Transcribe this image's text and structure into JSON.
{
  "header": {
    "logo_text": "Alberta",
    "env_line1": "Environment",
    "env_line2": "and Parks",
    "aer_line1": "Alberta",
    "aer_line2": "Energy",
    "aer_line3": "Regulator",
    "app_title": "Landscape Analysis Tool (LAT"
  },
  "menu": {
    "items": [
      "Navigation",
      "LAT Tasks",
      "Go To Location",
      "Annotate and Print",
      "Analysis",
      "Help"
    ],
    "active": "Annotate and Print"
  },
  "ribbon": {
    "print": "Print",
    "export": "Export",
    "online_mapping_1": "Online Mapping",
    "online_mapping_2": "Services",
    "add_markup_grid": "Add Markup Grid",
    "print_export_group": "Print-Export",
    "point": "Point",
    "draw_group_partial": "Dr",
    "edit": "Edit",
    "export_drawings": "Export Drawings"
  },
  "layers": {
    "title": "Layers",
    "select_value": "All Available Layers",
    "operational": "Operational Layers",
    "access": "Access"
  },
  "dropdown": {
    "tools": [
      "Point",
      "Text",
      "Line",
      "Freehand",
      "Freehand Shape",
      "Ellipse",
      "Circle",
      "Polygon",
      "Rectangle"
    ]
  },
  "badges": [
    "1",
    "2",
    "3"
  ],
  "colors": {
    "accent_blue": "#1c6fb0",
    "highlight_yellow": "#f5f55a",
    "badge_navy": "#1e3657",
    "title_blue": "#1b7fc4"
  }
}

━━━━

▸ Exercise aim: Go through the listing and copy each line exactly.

▸ Result of the task:
Transcribe this image's text and structure into JSON.
{
  "header": {
    "logo_text": "Alberta",
    "env_line1": "Environment",
    "env_line2": "and Parks",
    "aer_line1": "Alberta",
    "aer_line2": "Energy",
    "aer_line3": "Regulator",
    "app_title": "Landscape Analysis Tool (LAT"
  },
  "menu": {
    "items": [
      "Navigation",
      "LAT Tasks",
      "Go To Location",
      "Annotate and Print",
      "Analysis",
      "Help"
    ],
    "active": "Annotate and Print"
  },
  "ribbon": {
    "print": "Print",
    "export": "Export",
    "online_mapping_1": "Online Mapping",
    "online_mapping_2": "Services",
    "add_markup_grid": "Add Markup Grid",
    "print_export_group": "Print-Export",
    "point": "Point",
    "draw_group_partial": "Dr",
    "edit": "Edit",
    "export_drawings": "Export Drawings"
  },
  "layers": {
    "title": "Layers",
    "select_value": "All Available Layers",
    "operational": "Operational Layers",
    "access": "Access"
  },
  "dropdown": {
    "tools": [
      "Point",
      "Text",
      "Line",
      "Freehand",
      "Freehand Shape",
      "Ellipse",
      "Circle",
      "Polygon",
      "Rectangle"
    ]
  },
  "badges": [
    "1",
    "2",
    "3"
  ],
  "colors": {
    "accent_blue": "#1c6fb0",
    "highlight_yellow": "#f5f55a",
    "badge_navy": "#1e3657",
    "title_blue": "#1b7fc4"
  }
}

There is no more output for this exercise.